I frantically searched the web to see if anyone else was already publishing these head-to-head matchups or much of anything in the way of detailed face-off analysis. No one! I was off to the races, and within a couple weeks I had built a tool to sort all this face-off data every which way.


I even had my sights set on a chess-style face-off rating; your rating would go up and down after every face-off depending on if you won and what your opponent’s rating was. But after building a rating system and weeks of fiddling with it, I could never figure out a formula that predicted face-off winners significantly better than just using face-off percentages.


I kept plugging away and came up some other interesting angles to analyze face-offs, but eventually the well of motivation for delving deep into face-off analysis started to dry a little bit. At a certain point, what more can be said about face-offs? The head-to-head matchups that started this whole thing, it turns out, don’t really matter that much. And these breakdowns don’t always have much predictive or analytical value if the sample size is too low.


Most of all, the work I had put into adding new capabilities into the back-end of my site meant that I eventually had the ability to analyze not just face-offs but just about everything else in a game. So why restrict myself? Hence, Puckbase.


From what’s on the site at this point, I’m happiest with two face-off stats I developed, which I think should be part of the stable of anyone doing in-depth NHL analysis:

  • Net Shots Post-Faceoff, an advanced possession-based face-off metric that uses shots-for and shots-against after face-offs to see who really does the best at winning face-offs. This is better than face-off percentage in my opinion because it is connected to shots, which actually affect the score and the outcome of games, and which lack the subjectivity of the scorer-awarded face-off win.
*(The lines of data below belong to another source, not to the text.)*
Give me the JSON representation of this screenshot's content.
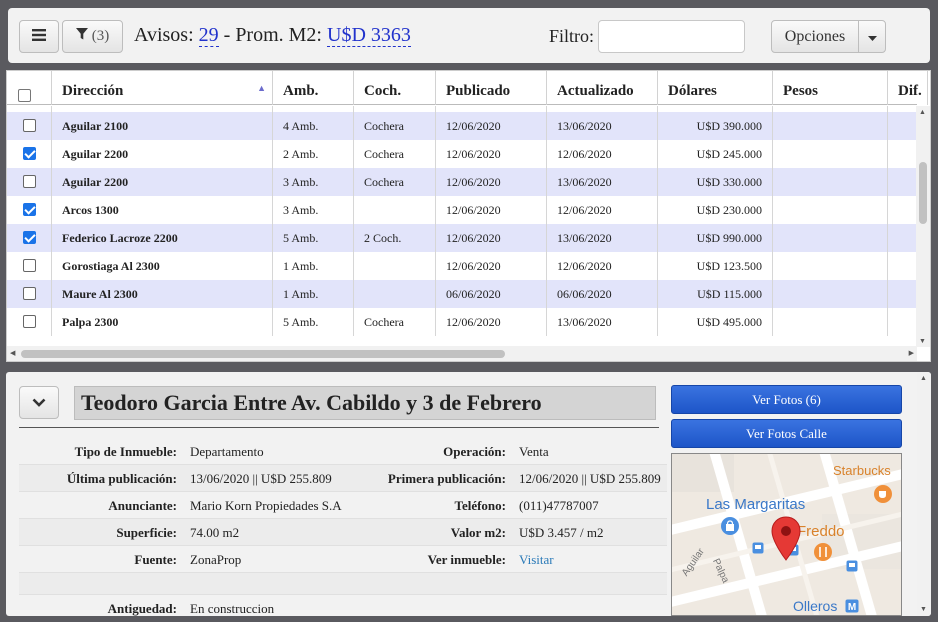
{
  "toolbar": {
    "filter_count": "(3)",
    "avisos_label": "Avisos:",
    "avisos_count": "29",
    "separator": "-",
    "prom_label": "Prom. M2:",
    "prom_value": "U$D 3363",
    "filtro_label": "Filtro:",
    "filtro_value": "",
    "opciones_label": "Opciones"
  },
  "grid": {
    "columns": [
      "Dirección",
      "Amb.",
      "Coch.",
      "Publicado",
      "Actualizado",
      "Dólares",
      "Pesos",
      "Dif."
    ],
    "sorted_column": "Dirección",
    "rows": [
      {
        "checked": false,
        "direccion": "Aguilar 2100",
        "amb": "4 Amb.",
        "coch": "Cochera",
        "publicado": "12/06/2020",
        "actualizado": "13/06/2020",
        "dolares": "U$D 390.000",
        "pesos": "",
        "dif": ""
      },
      {
        "checked": true,
        "direccion": "Aguilar 2200",
        "amb": "2 Amb.",
        "coch": "Cochera",
        "publicado": "12/06/2020",
        "actualizado": "12/06/2020",
        "dolares": "U$D 245.000",
        "pesos": "",
        "dif": ""
      },
      {
        "checked": false,
        "direccion": "Aguilar 2200",
        "amb": "3 Amb.",
        "coch": "Cochera",
        "publicado": "12/06/2020",
        "actualizado": "13/06/2020",
        "dolares": "U$D 330.000",
        "pesos": "",
        "dif": ""
      },
      {
        "checked": true,
        "direccion": "Arcos 1300",
        "amb": "3 Amb.",
        "coch": "",
        "publicado": "12/06/2020",
        "actualizado": "12/06/2020",
        "dolares": "U$D 230.000",
        "pesos": "",
        "dif": ""
      },
      {
        "checked": true,
        "direccion": "Federico Lacroze 2200",
        "amb": "5 Amb.",
        "coch": "2 Coch.",
        "publicado": "12/06/2020",
        "actualizado": "13/06/2020",
        "dolares": "U$D 990.000",
        "pesos": "",
        "dif": ""
      },
      {
        "checked": false,
        "direccion": "Gorostiaga Al 2300",
        "amb": "1 Amb.",
        "coch": "",
        "publicado": "12/06/2020",
        "actualizado": "12/06/2020",
        "dolares": "U$D 123.500",
        "pesos": "",
        "dif": ""
      },
      {
        "checked": false,
        "direccion": "Maure Al 2300",
        "amb": "1 Amb.",
        "coch": "",
        "publicado": "06/06/2020",
        "actualizado": "06/06/2020",
        "dolares": "U$D 115.000",
        "pesos": "",
        "dif": ""
      },
      {
        "checked": false,
        "direccion": "Palpa 2300",
        "amb": "5 Amb.",
        "coch": "Cochera",
        "publicado": "12/06/2020",
        "actualizado": "13/06/2020",
        "dolares": "U$D 495.000",
        "pesos": "",
        "dif": ""
      }
    ]
  },
  "detail": {
    "address": "Teodoro Garcia Entre Av. Cabildo y 3 de Febrero",
    "fotos_button": "Ver Fotos (6)",
    "fotos_calle_button": "Ver Fotos Calle",
    "fields": {
      "tipo_label": "Tipo de Inmueble:",
      "tipo_value": "Departamento",
      "operacion_label": "Operación:",
      "operacion_value": "Venta",
      "ultima_label": "Última publicación:",
      "ultima_value": "13/06/2020 || U$D 255.809",
      "primera_label": "Primera publicación:",
      "primera_value": "12/06/2020 || U$D 255.809",
      "anunciante_label": "Anunciante:",
      "anunciante_value": "Mario Korn Propiedades S.A",
      "telefono_label": "Teléfono:",
      "telefono_value": "(011)47787007",
      "superficie_label": "Superficie:",
      "superficie_value": "74.00 m2",
      "valorm2_label": "Valor m2:",
      "valorm2_value": "U$D 3.457 / m2",
      "fuente_label": "Fuente:",
      "fuente_value": "ZonaProp",
      "ver_label": "Ver inmueble:",
      "ver_value": "Visitar",
      "antiguedad_label": "Antiguedad:",
      "antiguedad_value": "En construccion"
    },
    "map": {
      "labels": {
        "starbucks": "Starbucks",
        "las_margaritas": "Las Margaritas",
        "freddo": "Freddo",
        "aguilar": "Aguilar",
        "palpa": "Palpa",
        "olleros": "Olleros"
      },
      "colors": {
        "pin": "#e53935",
        "poi_blue": "#4a8fe0",
        "poi_orange": "#f0903a",
        "land": "#efe9e1"
      }
    }
  }
}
This stat needs some further refinement and I’ll continue working on it.

  • The second are the player opponent-handedness splits, a feature originally requested by an NHL coach, and which has uncovered quite a few players who exhibit a bias in their face-off outcomes depending on the handedness of their opponent.


Now I turn my attention towards other parts of the game like shooting, defense and goaltending, and I’m looking forward to making some original contributions to those areas.